Ansible and the Galaxy, roles

May 31, 2015 min read

According to their site,

Ansible is a radically simple IT automation engine that automates cloud provisioning, configuration management, application deployment, intra-service orchestration, and many other IT needs.

If you want to know how to start with Ansible here’s a good tutorial, you could also start in their official documentation. If you don’t know anything about Ansible, please follow the previous links, this post is a bit more advanced.

Two weekends ago I read the preview of the new Ansible book from O’Reilly. It was a good introduction of concepts, but still needs a lot of content to be finished, for example It doesn’t say anything about roles yet, the cornerstone of Ansible.

I gotta say this was a great experience for me, and just what I needed to simplify a lot my work as a sysadmin. Coming from the Puppet world, Ansible configuration was very simple to understand (just YAML, ini files and jinja templates), and the learning curve much easier than the Puppet one. The layer Ansible adds is very thin and debugging simpler because of It.

The most powerful feature in Ansible are roles.
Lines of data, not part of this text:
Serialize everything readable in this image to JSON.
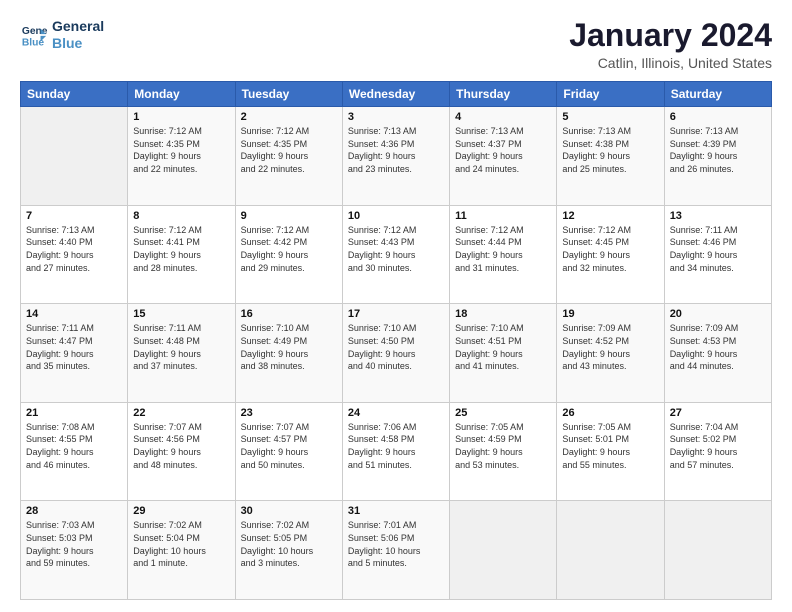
{
  "logo": {
    "line1": "General",
    "line2": "Blue"
  },
  "header": {
    "title": "January 2024",
    "subtitle": "Catlin, Illinois, United States"
  },
  "weekdays": [
    "Sunday",
    "Monday",
    "Tuesday",
    "Wednesday",
    "Thursday",
    "Friday",
    "Saturday"
  ],
  "weeks": [
    [
      {
        "day": "",
        "info": ""
      },
      {
        "day": "1",
        "info": "Sunrise: 7:12 AM\nSunset: 4:35 PM\nDaylight: 9 hours\nand 22 minutes."
      },
      {
        "day": "2",
        "info": "Sunrise: 7:12 AM\nSunset: 4:35 PM\nDaylight: 9 hours\nand 22 minutes."
      },
      {
        "day": "3",
        "info": "Sunrise: 7:13 AM\nSunset: 4:36 PM\nDaylight: 9 hours\nand 23 minutes."
      },
      {
        "day": "4",
        "info": "Sunrise: 7:13 AM\nSunset: 4:37 PM\nDaylight: 9 hours\nand 24 minutes."
      },
      {
        "day": "5",
        "info": "Sunrise: 7:13 AM\nSunset: 4:38 PM\nDaylight: 9 hours\nand 25 minutes."
      },
      {
        "day": "6",
        "info": "Sunrise: 7:13 AM\nSunset: 4:39 PM\nDaylight: 9 hours\nand 26 minutes."
      }
    ],
    [
      {
        "day": "7",
        "info": "Sunrise: 7:13 AM\nSunset: 4:40 PM\nDaylight: 9 hours\nand 27 minutes."
      },
      {
        "day": "8",
        "info": "Sunrise: 7:12 AM\nSunset: 4:41 PM\nDaylight: 9 hours\nand 28 minutes."
      },
      {
        "day": "9",
        "info": "Sunrise: 7:12 AM\nSunset: 4:42 PM\nDaylight: 9 hours\nand 29 minutes."
      },
      {
        "day": "10",
        "info": "Sunrise: 7:12 AM\nSunset: 4:43 PM\nDaylight: 9 hours\nand 30 minutes."
      },
      {
        "day": "11",
        "info": "Sunrise: 7:12 AM\nSunset: 4:44 PM\nDaylight: 9 hours\nand 31 minutes."
      },
      {
        "day": "12",
        "info": "Sunrise: 7:12 AM\nSunset: 4:45 PM\nDaylight: 9 hours\nand 32 minutes."
      },
      {
        "day": "13",
        "info": "Sunrise: 7:11 AM\nSunset: 4:46 PM\nDaylight: 9 hours\nand 34 minutes."
      }
    ],
    [
      {
        "day": "14",
        "info": "Sunrise: 7:11 AM\nSunset: 4:47 PM\nDaylight: 9 hours\nand 35 minutes."
      },
      {
        "day": "15",
        "info": "Sunrise: 7:11 AM\nSunset: 4:48 PM\nDaylight: 9 hours\nand 37 minutes."
      },
      {
        "day": "16",
        "info": "Sunrise: 7:10 AM\nSunset: 4:49 PM\nDaylight: 9 hours\nand 38 minutes."
      },
      {
        "day": "17",
        "info": "Sunrise: 7:10 AM\nSunset: 4:50 PM\nDaylight: 9 hours\nand 40 minutes."
      },
      {
        "day": "18",
        "info": "Sunrise: 7:10 AM\nSunset: 4:51 PM\nDaylight: 9 hours\nand 41 minutes."
      },
      {
        "day": "19",
        "info": "Sunrise: 7:09 AM\nSunset: 4:52 PM\nDaylight: 9 hours\nand 43 minutes."
      },
      {
        "day": "20",
        "info": "Sunrise: 7:09 AM\nSunset: 4:53 PM\nDaylight: 9 hours\nand 44 minutes."
      }
    ],
    [
      {
        "day": "21",
        "info": "Sunrise: 7:08 AM\nSunset: 4:55 PM\nDaylight: 9 hours\nand 46 minutes."
      },
      {
        "day": "22",
        "info": "Sunrise: 7:07 AM\nSunset: 4:56 PM\nDaylight: 9 hours\nand 48 minutes."
      },
      {
        "day": "23",
        "info": "Sunrise: 7:07 AM\nSunset: 4:57 PM\nDaylight: 9 hours\nand 50 minutes."
      },
      {
        "day": "24",
        "info": "Sunrise: 7:06 AM\nSunset: 4:58 PM\nDaylight: 9 hours\nand 51 minutes."
      },
      {
        "day": "25",
        "info": "Sunrise: 7:05 AM\nSunset: 4:59 PM\nDaylight: 9 hours\nand 53 minutes."
      },
      {
        "day": "26",
        "info": "Sunrise: 7:05 AM\nSunset: 5:01 PM\nDaylight: 9 hours\nand 55 minutes."
      },
      {
        "day": "27",
        "info": "Sunrise: 7:04 AM\nSunset: 5:02 PM\nDaylight: 9 hours\nand 57 minutes."
      }
    ],
    [
      {
        "day": "28",
        "info": "Sunrise: 7:03 AM\nSunset: 5:03 PM\nDaylight: 9 hours\nand 59 minutes."
      },
      {
        "day": "29",
        "info": "Sunrise: 7:02 AM\nSunset: 5:04 PM\nDaylight: 10 hours\nand 1 minute."
      },
      {
        "day": "30",
        "info": "Sunrise: 7:02 AM\nSunset: 5:05 PM\nDaylight: 10 hours\nand 3 minutes."
      },
      {
        "day": "31",
        "info": "Sunrise: 7:01 AM\nSunset: 5:06 PM\nDaylight: 10 hours\nand 5 minutes."
      },
      {
        "day": "",
        "info": ""
      },
      {
        "day": "",
        "info": ""
      },
      {
        "day": "",
        "info": ""
      }
    ]
  ]
}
Roles are pieces of functionality you can share with others. They can be very flexible, configurable and reusable.

This feature becomes brilliant when you combine it with the Ansible Galaxy, a repository of roles you can just install with a line in the terminal. You can also install roles from Git repositories.

> ansible-galaxy install bennojoy.mysql

# downloading role 'mysql', owned by bennojoy

So I installed mysql role by bennojoy, Let’s see how to use It.

In my case I am using this Vagrantfile to test the configuration easily.

Vagrant.configure(2) do |config| = "ubuntu/trusty64"

  config.vm.provision "ansible" do |ansible|
    ansible.playbook = "site.yml"

The site.yml will be our main Ansible configuration file.

- name: Example
  hosts: all
  remote_user: vagrant
  sudo: true

    - mysql.yml

    - bennojoy.mysql

Briefly, hosts defines which hosts will this playbook(Ansible’s configuration, deployment and orchestration language) be run, the user will be vagrant and Ansible should use sudo to run It. We added our installed bennojoy.mysql role in the roles section, and we will override the necessary variables defined in this role in the mysql.yml file.

# mysql.yml
mysql_db: [{ name: acme_db }]
mysql_users: [{ name: acme, pass: acme, priv: "acme.*:ALL" }]

We defined a user acme with permissions ALL for the db acme_db. When we run this playbook, Ansible will create the user and the database defined in the hosts we decide. In our example, they will be created in our machine created by Vagrant.

If you want to know more about how variables work you could read about It in the Ansible doc site.

Combining roles is the easiest way to install elastic search, Wordpress, Ghost, Sentry and other services. It’s also a very good way of having your service configuration tidy, under version control systems and your machines organized.

Give it a try!